(What the exercise asks): Note each line of the listing that contains the string "Brien", and copy it.

(Material supplied):
################

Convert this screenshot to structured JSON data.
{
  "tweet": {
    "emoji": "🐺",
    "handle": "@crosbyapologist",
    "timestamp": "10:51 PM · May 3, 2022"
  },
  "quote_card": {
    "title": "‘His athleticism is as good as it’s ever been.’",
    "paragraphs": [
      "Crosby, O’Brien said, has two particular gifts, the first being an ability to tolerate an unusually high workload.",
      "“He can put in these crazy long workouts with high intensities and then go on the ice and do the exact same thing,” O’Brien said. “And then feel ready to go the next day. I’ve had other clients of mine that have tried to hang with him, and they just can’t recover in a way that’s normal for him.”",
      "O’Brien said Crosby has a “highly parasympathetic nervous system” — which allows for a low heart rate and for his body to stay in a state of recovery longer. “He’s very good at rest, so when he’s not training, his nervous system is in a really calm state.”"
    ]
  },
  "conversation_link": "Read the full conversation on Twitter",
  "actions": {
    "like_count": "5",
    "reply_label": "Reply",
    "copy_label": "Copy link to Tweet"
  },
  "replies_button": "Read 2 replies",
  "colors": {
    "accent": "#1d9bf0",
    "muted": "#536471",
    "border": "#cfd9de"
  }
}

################

(Solution for this task):
      "Crosby, O’Brien said, has two particular gifts, the first being an ability to tolerate an unusually high workload.",
      "“He can put in these crazy long workouts with high intensities and then go on the ice and do the exact same thing,” O’Brien said. “And then feel ready to go the next day. I’ve had other clients of mine that have tried to hang with him, and they just can’t recover in a way that’s normal for him.”",
      "O’Brien said Crosby has a “highly parasympathetic nervous system” — which allows for a low heart rate and for his body to stay in a state of recovery longer. “He’s very good at rest, so when he’s not training, his nervous system is in a really calm state.”"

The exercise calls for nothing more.